The Family Case Management Program (FCM) is a statewide program that helps income eligible clients with a pregnant woman, infant, or young child to obtain the health care services and other assistance they may need to have a healthy pregnancy and to promote the child's healthy development.
The goals of the Family Case Management Program are to:
- Provide access to primary health care
- Identify and resolve service barriers
- Provide health education to all eligible clients
- Reduce infant mortality and morbidity
- Reduce very low and low birth rates

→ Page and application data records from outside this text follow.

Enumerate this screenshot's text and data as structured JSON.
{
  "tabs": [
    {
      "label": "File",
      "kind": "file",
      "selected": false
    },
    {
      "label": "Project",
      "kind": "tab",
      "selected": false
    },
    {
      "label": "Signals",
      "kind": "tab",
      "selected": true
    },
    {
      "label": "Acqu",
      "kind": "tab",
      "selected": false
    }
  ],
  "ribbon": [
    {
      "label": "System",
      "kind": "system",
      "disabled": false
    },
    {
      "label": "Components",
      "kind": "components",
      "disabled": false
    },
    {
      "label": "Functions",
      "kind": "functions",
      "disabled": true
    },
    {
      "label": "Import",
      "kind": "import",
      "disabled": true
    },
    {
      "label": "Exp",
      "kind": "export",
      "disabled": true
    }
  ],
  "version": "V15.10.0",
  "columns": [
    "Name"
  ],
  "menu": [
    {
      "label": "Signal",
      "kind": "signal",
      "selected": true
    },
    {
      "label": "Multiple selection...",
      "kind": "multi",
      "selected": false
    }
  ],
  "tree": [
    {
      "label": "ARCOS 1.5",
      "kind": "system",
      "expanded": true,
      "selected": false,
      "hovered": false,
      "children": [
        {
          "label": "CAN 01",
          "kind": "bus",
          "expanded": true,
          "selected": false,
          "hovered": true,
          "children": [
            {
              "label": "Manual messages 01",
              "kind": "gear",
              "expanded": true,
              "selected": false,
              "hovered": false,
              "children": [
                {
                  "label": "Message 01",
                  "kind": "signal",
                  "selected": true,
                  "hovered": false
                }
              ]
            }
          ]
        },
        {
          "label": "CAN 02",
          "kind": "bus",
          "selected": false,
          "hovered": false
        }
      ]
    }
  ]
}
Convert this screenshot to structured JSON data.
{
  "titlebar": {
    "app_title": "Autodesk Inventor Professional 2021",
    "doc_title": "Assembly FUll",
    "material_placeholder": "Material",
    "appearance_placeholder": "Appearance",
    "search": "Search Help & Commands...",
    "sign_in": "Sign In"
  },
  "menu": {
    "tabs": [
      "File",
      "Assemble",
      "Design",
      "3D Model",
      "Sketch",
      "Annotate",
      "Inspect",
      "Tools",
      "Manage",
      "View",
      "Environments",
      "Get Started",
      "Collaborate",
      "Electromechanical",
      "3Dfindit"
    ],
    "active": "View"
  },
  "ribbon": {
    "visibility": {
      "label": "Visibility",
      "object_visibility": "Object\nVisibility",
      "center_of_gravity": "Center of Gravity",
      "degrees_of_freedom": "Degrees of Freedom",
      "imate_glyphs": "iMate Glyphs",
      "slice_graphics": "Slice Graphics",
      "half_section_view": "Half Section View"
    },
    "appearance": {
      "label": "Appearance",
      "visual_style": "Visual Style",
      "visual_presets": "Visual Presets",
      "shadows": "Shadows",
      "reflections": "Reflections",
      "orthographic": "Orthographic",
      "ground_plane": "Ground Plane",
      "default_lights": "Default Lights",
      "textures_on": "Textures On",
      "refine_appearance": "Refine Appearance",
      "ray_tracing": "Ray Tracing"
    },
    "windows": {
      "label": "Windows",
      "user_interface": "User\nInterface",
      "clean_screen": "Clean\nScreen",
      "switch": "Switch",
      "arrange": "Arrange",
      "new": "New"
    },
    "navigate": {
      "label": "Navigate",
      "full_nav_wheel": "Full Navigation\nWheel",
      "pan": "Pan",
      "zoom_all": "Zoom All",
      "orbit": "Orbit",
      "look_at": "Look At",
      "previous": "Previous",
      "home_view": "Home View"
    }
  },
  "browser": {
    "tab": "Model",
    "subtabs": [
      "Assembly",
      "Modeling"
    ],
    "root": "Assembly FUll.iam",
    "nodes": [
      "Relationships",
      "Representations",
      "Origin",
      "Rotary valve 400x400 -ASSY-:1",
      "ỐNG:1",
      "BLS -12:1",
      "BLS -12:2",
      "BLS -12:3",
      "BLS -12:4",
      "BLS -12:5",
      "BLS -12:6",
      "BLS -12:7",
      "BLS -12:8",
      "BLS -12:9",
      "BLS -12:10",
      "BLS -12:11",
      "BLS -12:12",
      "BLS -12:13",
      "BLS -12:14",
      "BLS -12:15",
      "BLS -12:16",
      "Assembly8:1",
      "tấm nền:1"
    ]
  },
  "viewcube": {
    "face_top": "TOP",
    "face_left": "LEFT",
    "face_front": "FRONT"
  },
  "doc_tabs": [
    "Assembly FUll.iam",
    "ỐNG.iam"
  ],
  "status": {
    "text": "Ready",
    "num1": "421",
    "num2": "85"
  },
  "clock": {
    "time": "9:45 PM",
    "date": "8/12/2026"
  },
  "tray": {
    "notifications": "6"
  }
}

The program serves pregnant women and infants in families that are below 200% of the federal poverty level. Local FCM programs develop close working relationships with physicians, hospitals, pharmacist, and other specialty medical providers. The FCM program also collaborates (and develops signed working agreements) with community agencies to address barriers in accessing medical services, child care, transportation, housing, food, mental health needs and substance abuse services. Case management providers are extensions of the local Department of Human Service offices in that they serve as authorized agents for completing Medicaid Presumptive Eligibility (MPE) applications for pregnant women, and assist families in completing All Kids applications for their children. The statewide Family Case management Program funds 115 agencies, including health departments, federally qualified health centers and community-based organizations.
The State of Illinois has focused on infant mortality reduction for more than twenty years. In 1980, the Prenatal Care Program paid for prenatal care services for women not covered by health insurance. Families with a Future, also known as the "9 by '90" initiative, was initiated in 1986 to achieve the Surgeon General's goal of reducing the nation's infant mortality rate to nine deaths for every 1,000 live births by the year 1990. This initiative targeted 27 areas of the state with high infant mortality rates. The program was expanded statewide in partnership with the Illinois Department of Healthcare and Family Services in 1993 as the Healthy Moms / Healthy Kids initiative. In 1996, the program was consolidated in the Illinois Department of Public Health as the "Family Case Management" program. Responsibility for the program was transferred to the newly-created Illinois Department of Human Services on July 1, 1997. Since 1990, the state's infant mortality rate has decreased by 23%. Approximately 372,000 women, infant, and children are seen annually.